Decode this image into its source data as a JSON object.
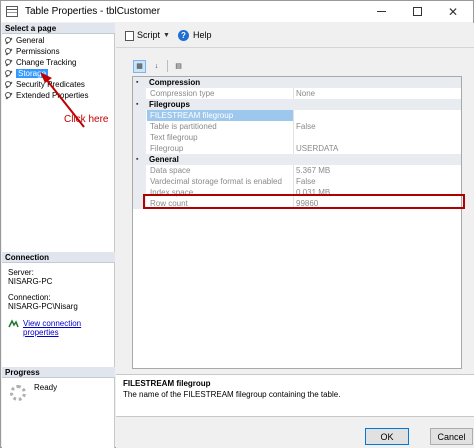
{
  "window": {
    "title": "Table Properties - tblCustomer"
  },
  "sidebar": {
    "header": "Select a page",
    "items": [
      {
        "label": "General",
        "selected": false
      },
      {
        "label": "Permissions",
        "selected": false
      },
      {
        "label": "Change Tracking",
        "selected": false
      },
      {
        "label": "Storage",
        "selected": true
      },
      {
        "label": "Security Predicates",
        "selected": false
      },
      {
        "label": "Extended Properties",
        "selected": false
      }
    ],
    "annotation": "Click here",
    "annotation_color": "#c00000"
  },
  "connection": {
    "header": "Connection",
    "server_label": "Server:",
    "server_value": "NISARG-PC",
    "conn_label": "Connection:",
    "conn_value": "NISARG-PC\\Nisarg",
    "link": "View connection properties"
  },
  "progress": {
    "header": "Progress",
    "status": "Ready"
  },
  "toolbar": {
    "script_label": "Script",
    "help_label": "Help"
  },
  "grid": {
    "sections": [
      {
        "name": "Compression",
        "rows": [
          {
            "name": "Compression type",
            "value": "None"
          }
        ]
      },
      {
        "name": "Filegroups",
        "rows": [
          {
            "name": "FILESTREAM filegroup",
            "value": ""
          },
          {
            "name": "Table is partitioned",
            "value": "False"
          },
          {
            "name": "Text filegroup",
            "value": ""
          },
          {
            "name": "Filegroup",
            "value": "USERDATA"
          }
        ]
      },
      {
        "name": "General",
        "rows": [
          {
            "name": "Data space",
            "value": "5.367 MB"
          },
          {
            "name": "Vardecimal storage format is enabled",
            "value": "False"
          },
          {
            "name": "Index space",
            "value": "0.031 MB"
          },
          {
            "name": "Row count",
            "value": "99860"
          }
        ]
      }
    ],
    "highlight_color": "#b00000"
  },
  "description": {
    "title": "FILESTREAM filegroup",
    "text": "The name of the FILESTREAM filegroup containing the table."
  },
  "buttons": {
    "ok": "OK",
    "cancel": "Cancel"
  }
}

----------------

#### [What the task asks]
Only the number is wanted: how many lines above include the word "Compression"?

#### [Your solution]
2